Francis Van Wyck Mason—pulp writer, historical novelist, creator of investigator Hugh North, captain in World War I wounded at Verdun, and colonel with Allied Supreme HQ during World War II—was born today in Boston in 1901. North, who is usually involved in cases with government implications, debuted in Seeds of Murder (1930) and appears in 26 other novels and several short stories. A Mason story was adapted as The Spy Ring (dir. Joseph H. Lewis, 1938) with Jane Wyman. Mason died in 1978.
Wednesday, November 09, 2011
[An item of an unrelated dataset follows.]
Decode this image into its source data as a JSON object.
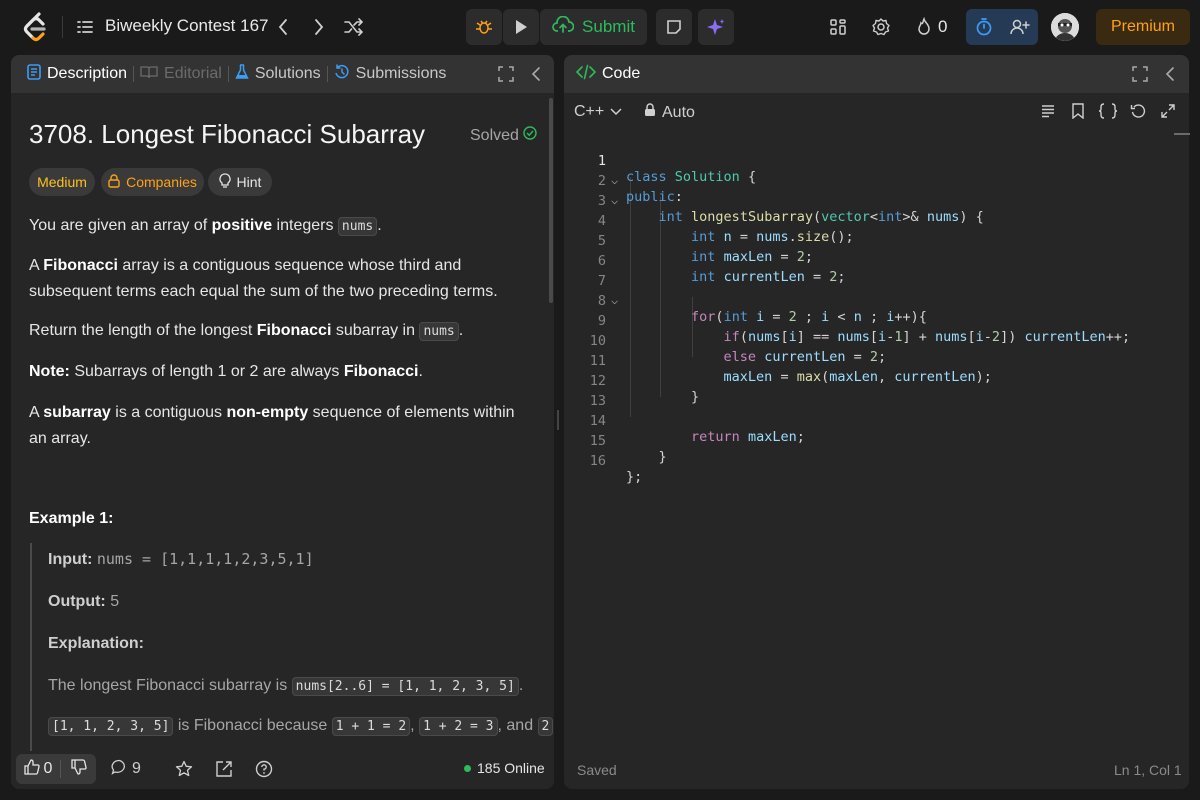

Tuesday, November 08, 2011
|Dean Stockwell in "Annabel"|
Alfred Hitchcock Hour
Monday, November 07, 2011
Ernest Bramah's blind detective and coin collector Max Carrados looks into forgery and murder in The Tales of Max Carrados (1914). Go here for the schedule or to listen; episodes usually may be heard for up to week after broadcast.
Friday, November 04, 2011
I did not propose to sit still [...and] allow those three uncanny beings, undisturbed, to work their evil wills.
—Richard Marsh, "Conscience" (1913)
|"He had me by the throat before I had |
even realized that danger
threatened." Illustration from
"Mandragora" by Richard Marsh
Washington Herald 1 Mar. 1914
Lee does not always act wisely (as in "The Restaurant Napolitain" when she faces the bad guy—alone—and tells him she knows he has murdered someone). In some respects, she may resemble Anna Katharine Green's Violet Strange (The Golden Slipper and Other Problems for Violet Strange, 1915).
Richard Marsh (aka Richard Bernard Heldmann, 1857–1915) is best known for The Beetle, which outsold Bram Stoker's Dracula in 1897. His grandson was the horror writer Robert Aickman (1914–81). Few copies of Judith Lee: Some Pages from Her Life (1912) and The Adventures of Judith Lee (1916) exist in U.S. libraries, and the sole copy of The Adventures of Judith Lee on abebooks is priced at more than $1200. I am hoping that Valancourt Books, which has been reprinting Marsh's works, will eventually get to Judith Lee.
Via the Library of Congress' Chronicling America project I downloaded 10 of the Washington Herald versions of the Judith Lee stories that are collected in Judith Lee: Some Pages from Her Life (unfortunately, "Was It Luck or Chance?" was not entirely legible). As an aid to those who may wish to read these stories, I have uploaded the readable copies to my Web site; the links on the story titles in this blog post will take readers to them.
Update, 1-22-16. There's a new edition of Judith Lee stories from Valancourt Books, edited by Minna Vuohelainen (Edge Hill University, UK)
Wednesday, November 02, 2011
Brock University has a great Crime Fiction Canada resource. Perhaps the Crime Writers of Canada will compile their own mystery map of Canada.
Tuesday, November 01, 2011
Museum of Contemporary Photography is staging the exhibition "Crime Unseen" until January 15, 2012, that features the camera's role in documenting crimes. There is some mention of the roles of detective fiction and movies.